That said Nyman does not conform to Vertov’s original wishes for musical accompaniment (though this can be found on the other BFI disc with the Alloy Orchestra score). As such there are no sound effects or explicit references to what is occurring on-screen but rather a reaction to the more general shifts in mood. Whereas Vertov utilised a multitude of techniques throughout his picture, Nyman appears to be responsive only to the subtler devices. The visual punning, therefore, is largely ignored, but the use of juxtaposition is adopted throughout: a woman gives birth to an intense, repetitious birth; whole passages are driven by a melancholic vocal lament (which prompts the question as to what exactly is Nyman lamenting? A golden age of avant-garde filmmaking perhaps?). Of course, any score must return back to the images, especially when they are from an iconic work of this stature.
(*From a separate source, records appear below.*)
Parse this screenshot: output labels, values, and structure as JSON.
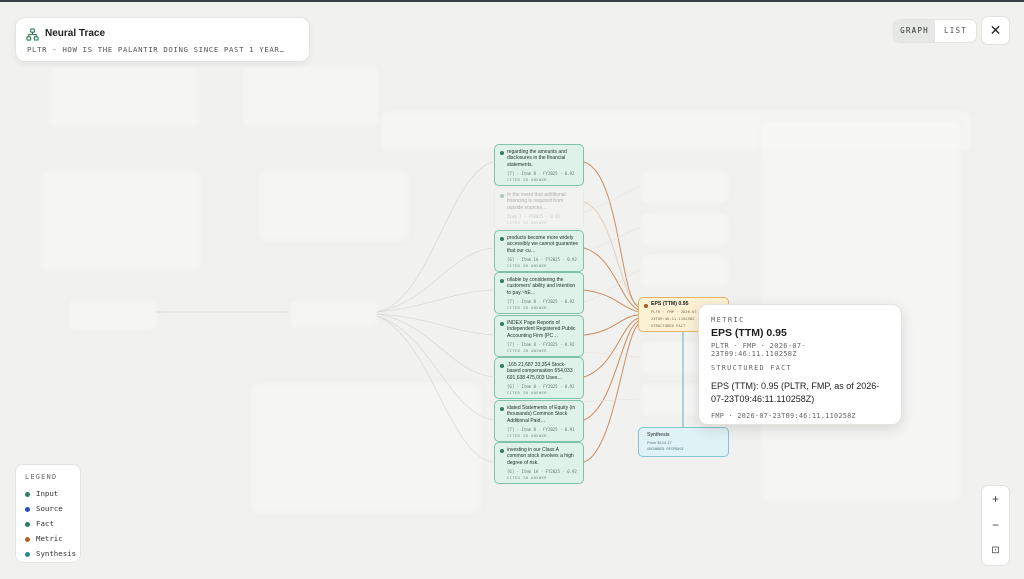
{
  "app": {
    "name": "Neural Trace",
    "query": "PLTR - HOW IS THE PALANTIR DOING SINCE PAST 1 YEAR…"
  },
  "view_toggle": {
    "graph": "GRAPH",
    "list": "LIST",
    "active": "graph"
  },
  "fact_nodes": [
    {
      "text": "regarding the amounts and disclosures in the financial statements.",
      "meta": "[7] · Item 8 · FY2025 · 0.92",
      "tag": "CITED IN ANSWER"
    },
    {
      "text": "In the event that additional financing is required from outside sources…",
      "meta": "Item 7 · FY2025 · 0.91",
      "tag": "CITED IN ANSWER"
    },
    {
      "text": "products become more widely accessibly we cannot guarantee that our cu…",
      "meta": "[6] · Item 1A · FY2025 · 0.92",
      "tag": "CITED IN ANSWER"
    },
    {
      "text": "ollable by considering the customers' ability and intention to pay.~hE…",
      "meta": "[7] · Item 8 · FY2025 · 0.92",
      "tag": "CITED IN ANSWER"
    },
    {
      "text": "INDEX Page Reports of Independent Registered Public Accounting Firm (PC…",
      "meta": "[7] · Item 8 · FY2025 · 0.92",
      "tag": "CITED IN ANSWER"
    },
    {
      "text": ",165 21,687 33,354 Stock-based compensation 654,033 691,638 475,003 Uses…",
      "meta": "[6] · Item 8 · FY2025 · 0.92",
      "tag": "CITED IN ANSWER"
    },
    {
      "text": "idated Statements of Equity (in thousands) Common Stock Additional Paid…",
      "meta": "[7] · Item 8 · FY2025 · 0.91",
      "tag": "CITED IN ANSWER"
    },
    {
      "text": "investing in our Class A common stock involves a high degree of risk.",
      "meta": "[6] · Item 1A · FY2025 · 0.92",
      "tag": "CITED IN ANSWER"
    }
  ],
  "metric_node": {
    "title": "EPS (TTM) 0.95",
    "meta1": "PLTR · FMP · 2026-07-",
    "meta2": "23T09:46:11.110258Z",
    "tag": "STRUCTURED FACT"
  },
  "synthesis_node": {
    "title": "Synthesis",
    "meta": "Price $124.37",
    "tag": "GROUNDED RESPONSE"
  },
  "tooltip": {
    "kind": "METRIC",
    "title": "EPS (TTM) 0.95",
    "subtitle": "PLTR · FMP · 2026-07-23T09:46:11.110258Z",
    "fact_type": "STRUCTURED FACT",
    "body": "EPS (TTM): 0.95 (PLTR, FMP, as of 2026-07-23T09:46:11.110258Z)",
    "footer": "FMP · 2026-07-23T09:46:11.110258Z"
  },
  "legend": {
    "title": "LEGEND",
    "items": [
      {
        "label": "Input",
        "color": "#2f7d5b"
      },
      {
        "label": "Source",
        "color": "#2b4fc2"
      },
      {
        "label": "Fact",
        "color": "#2f7d5b"
      },
      {
        "label": "Metric",
        "color": "#b0622a"
      },
      {
        "label": "Synthesis",
        "color": "#2f8791"
      }
    ]
  },
  "zoom": {
    "in": "+",
    "out": "−",
    "fit": "⊡"
  },
  "colors": {
    "fact_edge": "#c9824e",
    "metric_fill": "#fdf1d4",
    "fact_fill": "#dff2ea",
    "synth_fill": "#dff2f5"
  }
}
And Man With a Movie Camera is such a rich work that any number of approaches would be equally valid. As such Michael Nyman’s Man With a Movie Camera should be seen not as a definitive version, but rather another excellent addition to the ever growing choice of soundtracks. Indeed, since the release of this disc, another has appeared on the R2 market, this one scored by the Cinematic Orchestra.
One suspects that part of the reason for the BFI to release a second edition of Man With a Movie Camera was due to the technical difficulties of the initial disc. Whereas that release has the ugly look of a VHS transfer, this transfer is far crisper and much easier on the eye. Judging from the amount of damage (which amounts to the occasional scratch) this print is identical to that of the previous disc, though the garish yellow subtitles that intermittently appeared before have now been rendered a much more appealing pale blue.
In terms of sound, the score has been presented in stereo and given that it is such a recent recording unsurprisingly sounds superb. Of course, as the full title of the disc suggests there is no place for the earlier release’s scores by the Alloy Orchestra or In the Nursery, and sadly the disc is also missing the excellent commentary by Yuri Tsivian that also graced that disc. (With this in mind it is recommended that both discs be purchased, this disc for the picture quality, the other for the better extras and value.) Otherwise, extras remain as before - brief poster gallery and biographical notes for crew members - with the addition of some notes on Nyman’s career.